Cloud services don’t have to be updated regularly in the same way as on-premise systems. This means that you don’t have to worry about security-critical updates – all vulnerabilities are patched at the back end.
The best cloud services will also stay on top of compliance requirements. For example, if the government issues new regulations on financial reporting standards, most cloud-based financial tools will add the functionality required to meet the new rules. And if they don’t upgrade, then you can always move to a better cloud service.
2) Secure Remote Access
Almost two-thirds of employees work remotely some of the time, which introduces an additional element of risk for their employers. There are many other reasons why you might need to allow off-premise systems access, such as working with a consultant or integrating with a third-party service.
Cloud access helps to mitigate this risk by hiding sensitive data behind a secure API. Using an API means that your database is never exposed directly, and all API transactions are encrypted. Each API call is also logged in detail, providing an audit trail that helps you stay compliant.
3) Process Automation
Automated processes eliminate the risk associated with manual processes, such as human error or failure to adhere to data security protocols. Cloud services offer the ideal platform for secure process automation.
Automation can also help to eliminate a lot of the tedious, unproductive work associated with risk and compliance. For example, financial departments have a system of internal controls designed to reduce fraud, identify errors, and meet financial compliance requirements. These controls are expensive when done manually, but most of them can be automated to some extent. One report suggests that control automation can bring internal rates of return on investment of up to 250%.
Cloud services allow you to perform complex analyses on massive sets of data. Analytics can help you identify things that may pose a risk, such as suspicious activity on your website. Potential risks can be flagged up and brought to the attention of a human operator, who can then investigate further.
Most major organizations now rely on analytics to detect all kinds of risk, from financial fraud to DDoS attacks. It’s almost impossible to do this kind of analysis with on-premise systems, especially when your business is scaling up.
5) Always-on Support
Some on-premise systems come with a limited support contract. Other systems might have been sold by vendors who are now out of business. Either way, it means that you can’t pick up the phone and ask for help if something goes wrong.
That’s rarely a concern with cloud services. You should always have a consistent level of support available, although the actual level of support on offer can vary according to your membership tier. If you’re using an enterprise-level solution, you should expect to have access to enterprise-level support whenever you need it.
What Are the Drawbacks of Using Cloud Services?
Switching to the cloud is not always guaranteed to be risk-free. There are some common problems, such as:

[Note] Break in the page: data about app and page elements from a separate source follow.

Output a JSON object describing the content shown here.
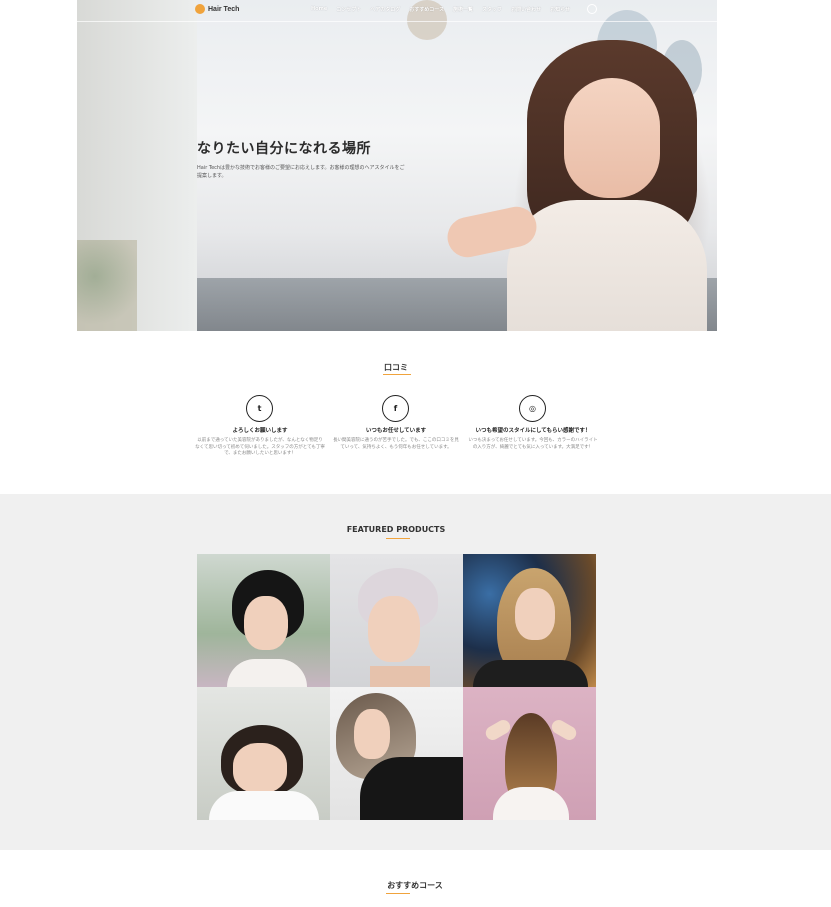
{
  "brand": {
    "name": "Hair Tech",
    "icon": "hair-tech-logo-icon",
    "accent": "#f0a33c"
  },
  "nav": {
    "items": [
      "Home",
      "コンセプト",
      "ヘアカタログ",
      "おすすめコース",
      "施術一覧",
      "スタッフ",
      "お問い合わせ",
      "お知らせ"
    ],
    "active_index": 3,
    "search_icon": "search-icon"
  },
  "hero": {
    "title": "なりたい自分になれる場所",
    "subtitle": "Hair Techは豊かな技術でお客様のご要望にお応えします。お客様の理想のヘアスタイルをご提案します。"
  },
  "reviews": {
    "title": "口コミ",
    "items": [
      {
        "icon": "twitter-icon",
        "glyph": "t",
        "title": "よろしくお願いします",
        "text": "以前まで通っていた美容院がありましたが、なんとなく物足りなくて思い切って初めて伺いました。スタッフの方がとても丁寧で、またお願いしたいと思います！"
      },
      {
        "icon": "facebook-icon",
        "glyph": "f",
        "title": "いつもお任せしています",
        "text": "長い間美容院に通うのが苦手でした。でも、ここの口コミを見ていって、気持ちよく、もう何年もお任せしています。"
      },
      {
        "icon": "instagram-icon",
        "glyph": "◎",
        "title": "いつも希望のスタイルにしてもらい感謝です！",
        "text": "いつも決まってお任せしています。今回も、カラーのハイライトの入り方が、綺麗でとても気に入っています。大満足です！"
      }
    ]
  },
  "products": {
    "title": "FEATURED PRODUCTS"
  },
  "courses": {
    "title": "おすすめコース"
  }
}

- You won’t have the same level of access and transparency as with an on-premise system
- The provider may not have adequate security protocols
- The provider may not understand your regulatory compliance obligations

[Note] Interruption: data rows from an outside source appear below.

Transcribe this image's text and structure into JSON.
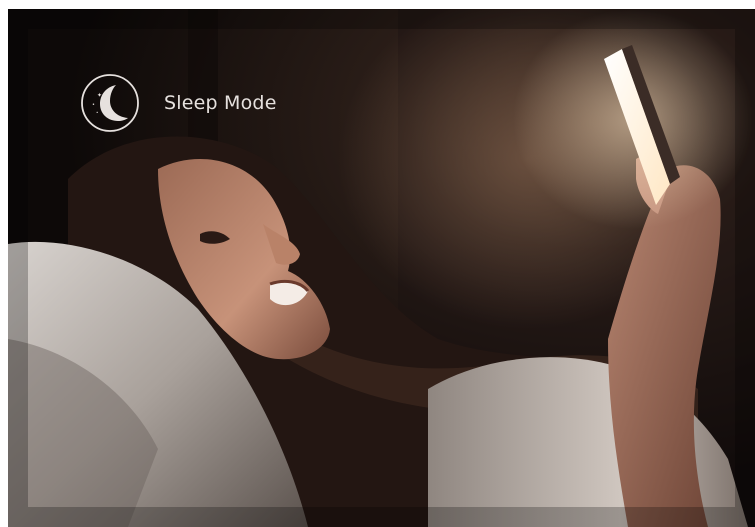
{
  "badge": {
    "label": "Sleep Mode",
    "icon": "moon-stars-icon"
  },
  "colors": {
    "background": "#120c0b",
    "screen_glow": "#fff3dc",
    "badge_text": "#e6e1de"
  }
}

- The provider may outsource part of their service to a non-compliant third party
- Your cloud service may not have adequate back-up plans, risking data loss
When you use an enterprise cloud service, you’re entering into a partnership with another company. As with any partnership, you need to make sure that you know them and trust them before you sign any deals. Have an in-depth conversation, ask the tough questions, and make sure you’re picking the right partner.

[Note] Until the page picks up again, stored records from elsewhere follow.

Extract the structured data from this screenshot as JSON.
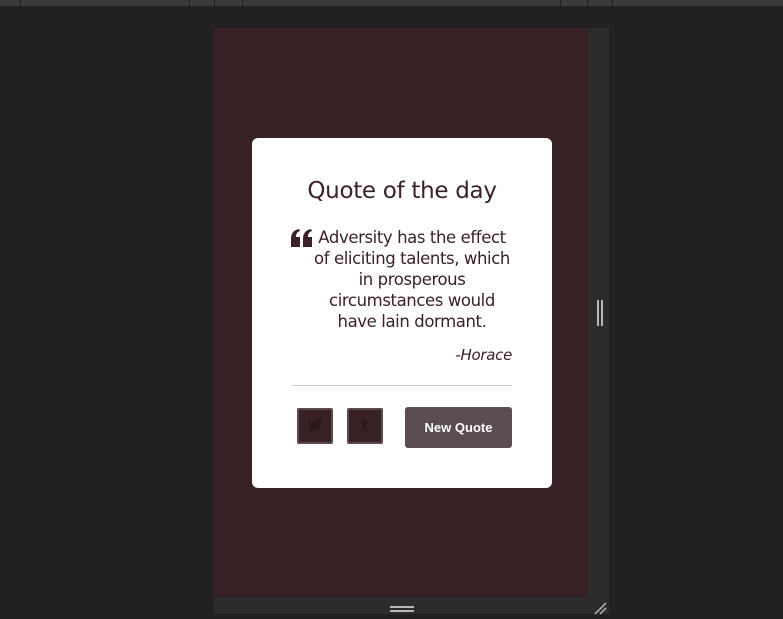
{
  "card": {
    "title": "Quote of the day",
    "quote": "Adversity has the effect of eliciting talents, which in prosperous circumstances would have lain dormant.",
    "author": "-Horace",
    "new_quote_label": "New Quote",
    "quote_icon": "left-double-quote-icon",
    "share_icons": [
      "twitter-icon",
      "tumblr-icon"
    ],
    "tumblr_glyph": "t"
  },
  "colors": {
    "page_background": "#372124",
    "card_background": "#ffffff",
    "button_background": "#5b4d4f",
    "text": "#3a2226"
  }
}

How Xplenty Helps with Risk and Compliance
Xplenty is one of the most well-known and trusted data integration platforms in the world. Businesses can rest easy, knowing that Xplenty offers:
- Compliance with all major regulations, including GDPR, HIPAA, and CCPA
- Regular upgrades by an elite team of engineers
- SSL/TLS encryption with best-in-class network and physical security
- ETL to eliminate unnecessary risk exposure
- Integration with a wide range of analytics tools
- Multichannel support from knowledgeable experts